Every entry is to be written out word for word.

--- Dataset content ---

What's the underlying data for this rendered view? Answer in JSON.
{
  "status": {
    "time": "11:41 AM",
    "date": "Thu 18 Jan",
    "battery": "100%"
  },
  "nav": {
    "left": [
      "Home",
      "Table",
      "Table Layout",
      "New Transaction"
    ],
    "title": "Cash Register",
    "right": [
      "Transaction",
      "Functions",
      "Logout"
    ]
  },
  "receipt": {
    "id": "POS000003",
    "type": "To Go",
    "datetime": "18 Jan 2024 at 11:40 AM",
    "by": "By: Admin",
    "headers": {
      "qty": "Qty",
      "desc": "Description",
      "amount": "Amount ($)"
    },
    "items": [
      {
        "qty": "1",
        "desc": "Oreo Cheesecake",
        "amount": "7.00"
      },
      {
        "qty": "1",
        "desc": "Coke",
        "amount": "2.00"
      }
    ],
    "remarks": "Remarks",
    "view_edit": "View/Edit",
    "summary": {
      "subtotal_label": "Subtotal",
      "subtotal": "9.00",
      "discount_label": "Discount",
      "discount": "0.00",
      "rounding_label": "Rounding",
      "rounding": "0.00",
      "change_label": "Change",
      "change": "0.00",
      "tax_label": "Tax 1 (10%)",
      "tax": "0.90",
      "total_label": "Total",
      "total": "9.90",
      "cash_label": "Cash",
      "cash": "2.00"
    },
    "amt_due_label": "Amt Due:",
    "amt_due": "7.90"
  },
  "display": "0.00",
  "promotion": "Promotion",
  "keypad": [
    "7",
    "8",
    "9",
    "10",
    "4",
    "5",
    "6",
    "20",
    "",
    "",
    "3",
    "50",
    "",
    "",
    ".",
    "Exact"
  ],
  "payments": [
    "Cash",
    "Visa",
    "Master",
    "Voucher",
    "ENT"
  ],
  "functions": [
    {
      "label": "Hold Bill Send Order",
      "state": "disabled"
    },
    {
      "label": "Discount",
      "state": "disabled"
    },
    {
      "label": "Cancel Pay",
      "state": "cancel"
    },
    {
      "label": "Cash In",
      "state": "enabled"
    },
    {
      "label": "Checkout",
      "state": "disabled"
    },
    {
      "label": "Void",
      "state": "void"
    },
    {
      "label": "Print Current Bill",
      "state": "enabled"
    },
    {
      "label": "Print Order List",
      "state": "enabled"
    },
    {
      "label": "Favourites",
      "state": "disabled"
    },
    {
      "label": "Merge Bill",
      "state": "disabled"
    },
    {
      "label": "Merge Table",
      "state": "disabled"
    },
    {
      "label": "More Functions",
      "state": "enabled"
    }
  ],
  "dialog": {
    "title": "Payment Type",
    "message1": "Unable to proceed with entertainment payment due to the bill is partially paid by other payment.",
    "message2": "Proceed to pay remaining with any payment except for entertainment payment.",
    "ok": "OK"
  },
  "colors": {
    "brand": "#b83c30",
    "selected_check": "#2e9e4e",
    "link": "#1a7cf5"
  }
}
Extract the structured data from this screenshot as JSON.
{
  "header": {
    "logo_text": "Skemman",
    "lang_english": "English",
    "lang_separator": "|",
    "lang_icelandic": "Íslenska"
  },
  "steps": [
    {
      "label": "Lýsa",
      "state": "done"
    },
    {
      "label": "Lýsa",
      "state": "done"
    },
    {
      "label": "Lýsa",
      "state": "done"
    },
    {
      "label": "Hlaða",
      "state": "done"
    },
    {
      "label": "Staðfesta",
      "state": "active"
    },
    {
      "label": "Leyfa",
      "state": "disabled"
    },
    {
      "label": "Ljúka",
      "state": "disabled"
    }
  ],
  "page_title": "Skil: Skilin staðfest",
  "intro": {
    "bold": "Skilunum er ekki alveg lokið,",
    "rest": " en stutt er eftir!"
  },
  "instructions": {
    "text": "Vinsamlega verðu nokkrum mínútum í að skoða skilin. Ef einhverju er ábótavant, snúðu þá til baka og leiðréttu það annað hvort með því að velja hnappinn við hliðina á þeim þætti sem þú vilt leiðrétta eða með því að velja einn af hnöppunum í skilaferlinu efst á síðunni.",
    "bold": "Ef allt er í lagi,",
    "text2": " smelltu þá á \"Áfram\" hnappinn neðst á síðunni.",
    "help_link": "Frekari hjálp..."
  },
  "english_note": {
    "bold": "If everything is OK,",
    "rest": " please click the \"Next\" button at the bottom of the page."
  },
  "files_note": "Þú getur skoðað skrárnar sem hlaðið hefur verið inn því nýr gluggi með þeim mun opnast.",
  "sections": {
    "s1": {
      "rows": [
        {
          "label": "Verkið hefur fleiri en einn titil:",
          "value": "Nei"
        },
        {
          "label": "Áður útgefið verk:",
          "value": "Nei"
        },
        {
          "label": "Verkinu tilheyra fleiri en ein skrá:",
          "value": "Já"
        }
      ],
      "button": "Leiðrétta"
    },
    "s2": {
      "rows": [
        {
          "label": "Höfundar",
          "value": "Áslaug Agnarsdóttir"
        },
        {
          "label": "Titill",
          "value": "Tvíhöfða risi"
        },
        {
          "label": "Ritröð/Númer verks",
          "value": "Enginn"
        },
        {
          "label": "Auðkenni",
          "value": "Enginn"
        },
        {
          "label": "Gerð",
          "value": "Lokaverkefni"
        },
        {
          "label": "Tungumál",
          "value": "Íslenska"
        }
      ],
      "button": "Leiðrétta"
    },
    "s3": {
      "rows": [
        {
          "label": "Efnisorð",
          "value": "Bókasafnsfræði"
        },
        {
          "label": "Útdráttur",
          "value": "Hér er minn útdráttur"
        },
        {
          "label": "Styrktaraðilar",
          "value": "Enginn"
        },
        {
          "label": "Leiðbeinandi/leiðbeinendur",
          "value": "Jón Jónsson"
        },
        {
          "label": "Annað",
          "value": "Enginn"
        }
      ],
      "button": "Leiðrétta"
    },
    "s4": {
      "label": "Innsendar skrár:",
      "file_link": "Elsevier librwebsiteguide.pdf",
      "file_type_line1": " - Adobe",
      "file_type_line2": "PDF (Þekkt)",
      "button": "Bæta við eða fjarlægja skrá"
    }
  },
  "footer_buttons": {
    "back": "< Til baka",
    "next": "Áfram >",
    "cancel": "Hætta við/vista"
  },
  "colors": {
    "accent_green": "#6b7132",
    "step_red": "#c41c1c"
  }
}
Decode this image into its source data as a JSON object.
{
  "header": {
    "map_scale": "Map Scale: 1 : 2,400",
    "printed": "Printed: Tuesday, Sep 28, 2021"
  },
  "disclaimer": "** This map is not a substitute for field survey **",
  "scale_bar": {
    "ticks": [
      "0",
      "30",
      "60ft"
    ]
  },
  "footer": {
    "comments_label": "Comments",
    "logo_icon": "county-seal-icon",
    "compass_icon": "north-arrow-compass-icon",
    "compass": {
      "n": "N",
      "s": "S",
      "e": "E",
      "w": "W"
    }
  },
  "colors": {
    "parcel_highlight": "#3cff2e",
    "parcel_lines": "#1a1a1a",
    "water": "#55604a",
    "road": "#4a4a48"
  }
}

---

Solution to the problem
What's the underlying data for this rendered view? Answer in JSON.
{
  "status": {
    "time": "11:41 AM",
    "date": "Thu 18 Jan",
    "battery": "100%"
  },
  "nav": {
    "left": [
      "Home",
      "Table",
      "Table Layout",
      "New Transaction"
    ],
    "title": "Cash Register",
    "right": [
      "Transaction",
      "Functions",
      "Logout"
    ]
  },
  "receipt": {
    "id": "POS000003",
    "type": "To Go",
    "datetime": "18 Jan 2024 at 11:40 AM",
    "by": "By: Admin",
    "headers": {
      "qty": "Qty",
      "desc": "Description",
      "amount": "Amount ($)"
    },
    "items": [
      {
        "qty": "1",
        "desc": "Oreo Cheesecake",
        "amount": "7.00"
      },
      {
        "qty": "1",
        "desc": "Coke",
        "amount": "2.00"
      }
    ],
    "remarks": "Remarks",
    "view_edit": "View/Edit",
    "summary": {
      "subtotal_label": "Subtotal",
      "subtotal": "9.00",
      "discount_label": "Discount",
      "discount": "0.00",
      "rounding_label": "Rounding",
      "rounding": "0.00",
      "change_label": "Change",
      "change": "0.00",
      "tax_label": "Tax 1 (10%)",
      "tax": "0.90",
      "total_label": "Total",
      "total": "9.90",
      "cash_label": "Cash",
      "cash": "2.00"
    },
    "amt_due_label": "Amt Due:",
    "amt_due": "7.90"
  },
  "display": "0.00",
  "promotion": "Promotion",
  "keypad": [
    "7",
    "8",
    "9",
    "10",
    "4",
    "5",
    "6",
    "20",
    "",
    "",
    "3",
    "50",
    "",
    "",
    ".",
    "Exact"
  ],
  "payments": [
    "Cash",
    "Visa",
    "Master",
    "Voucher",
    "ENT"
  ],
  "functions": [
    {
      "label": "Hold Bill Send Order",
      "state": "disabled"
    },
    {
      "label": "Discount",
      "state": "disabled"
    },
    {
      "label": "Cancel Pay",
      "state": "cancel"
    },
    {
      "label": "Cash In",
      "state": "enabled"
    },
    {
      "label": "Checkout",
      "state": "disabled"
    },
    {
      "label": "Void",
      "state": "void"
    },
    {
      "label": "Print Current Bill",
      "state": "enabled"
    },
    {
      "label": "Print Order List",
      "state": "enabled"
    },
    {
      "label": "Favourites",
      "state": "disabled"
    },
    {
      "label": "Merge Bill",
      "state": "disabled"
    },
    {
      "label": "Merge Table",
      "state": "disabled"
    },
    {
      "label": "More Functions",
      "state": "enabled"
    }
  ],
  "dialog": {
    "title": "Payment Type",
    "message1": "Unable to proceed with entertainment payment due to the bill is partially paid by other payment.",
    "message2": "Proceed to pay remaining with any payment except for entertainment payment.",
    "ok": "OK"
  },
  "colors": {
    "brand": "#b83c30",
    "selected_check": "#2e9e4e",
    "link": "#1a7cf5"
  }
}
Extract the structured data from this screenshot as JSON.
{
  "header": {
    "logo_text": "Skemman",
    "lang_english": "English",
    "lang_separator": "|",
    "lang_icelandic": "Íslenska"
  },
  "steps": [
    {
      "label": "Lýsa",
      "state": "done"
    },
    {
      "label": "Lýsa",
      "state": "done"
    },
    {
      "label": "Lýsa",
      "state": "done"
    },
    {
      "label": "Hlaða",
      "state": "done"
    },
    {
      "label": "Staðfesta",
      "state": "active"
    },
    {
      "label": "Leyfa",
      "state": "disabled"
    },
    {
      "label": "Ljúka",
      "state": "disabled"
    }
  ],
  "page_title": "Skil: Skilin staðfest",
  "intro": {
    "bold": "Skilunum er ekki alveg lokið,",
    "rest": " en stutt er eftir!"
  },
  "instructions": {
    "text": "Vinsamlega verðu nokkrum mínútum í að skoða skilin. Ef einhverju er ábótavant, snúðu þá til baka og leiðréttu það annað hvort með því að velja hnappinn við hliðina á þeim þætti sem þú vilt leiðrétta eða með því að velja einn af hnöppunum í skilaferlinu efst á síðunni.",
    "bold": "Ef allt er í lagi,",
    "text2": " smelltu þá á \"Áfram\" hnappinn neðst á síðunni.",
    "help_link": "Frekari hjálp..."
  },
  "english_note": {
    "bold": "If everything is OK,",
    "rest": " please click the \"Next\" button at the bottom of the page."
  },
  "files_note": "Þú getur skoðað skrárnar sem hlaðið hefur verið inn því nýr gluggi með þeim mun opnast.",
  "sections": {
    "s1": {
      "rows": [
        {
          "label": "Verkið hefur fleiri en einn titil:",
          "value": "Nei"
        },
        {
          "label": "Áður útgefið verk:",
          "value": "Nei"
        },
        {
          "label": "Verkinu tilheyra fleiri en ein skrá:",
          "value": "Já"
        }
      ],
      "button": "Leiðrétta"
    },
    "s2": {
      "rows": [
        {
          "label": "Höfundar",
          "value": "Áslaug Agnarsdóttir"
        },
        {
          "label": "Titill",
          "value": "Tvíhöfða risi"
        },
        {
          "label": "Ritröð/Númer verks",
          "value": "Enginn"
        },
        {
          "label": "Auðkenni",
          "value": "Enginn"
        },
        {
          "label": "Gerð",
          "value": "Lokaverkefni"
        },
        {
          "label": "Tungumál",
          "value": "Íslenska"
        }
      ],
      "button": "Leiðrétta"
    },
    "s3": {
      "rows": [
        {
          "label": "Efnisorð",
          "value": "Bókasafnsfræði"
        },
        {
          "label": "Útdráttur",
          "value": "Hér er minn útdráttur"
        },
        {
          "label": "Styrktaraðilar",
          "value": "Enginn"
        },
        {
          "label": "Leiðbeinandi/leiðbeinendur",
          "value": "Jón Jónsson"
        },
        {
          "label": "Annað",
          "value": "Enginn"
        }
      ],
      "button": "Leiðrétta"
    },
    "s4": {
      "label": "Innsendar skrár:",
      "file_link": "Elsevier librwebsiteguide.pdf",
      "file_type_line1": " - Adobe",
      "file_type_line2": "PDF (Þekkt)",
      "button": "Bæta við eða fjarlægja skrá"
    }
  },
  "footer_buttons": {
    "back": "< Til baka",
    "next": "Áfram >",
    "cancel": "Hætta við/vista"
  },
  "colors": {
    "accent_green": "#6b7132",
    "step_red": "#c41c1c"
  }
}
Decode this image into its source data as a JSON object.
{
  "header": {
    "map_scale": "Map Scale: 1 : 2,400",
    "printed": "Printed: Tuesday, Sep 28, 2021"
  },
  "disclaimer": "** This map is not a substitute for field survey **",
  "scale_bar": {
    "ticks": [
      "0",
      "30",
      "60ft"
    ]
  },
  "footer": {
    "comments_label": "Comments",
    "logo_icon": "county-seal-icon",
    "compass_icon": "north-arrow-compass-icon",
    "compass": {
      "n": "N",
      "s": "S",
      "e": "E",
      "w": "W"
    }
  },
  "colors": {
    "parcel_highlight": "#3cff2e",
    "parcel_lines": "#1a1a1a",
    "water": "#55604a",
    "road": "#4a4a48"
  }
}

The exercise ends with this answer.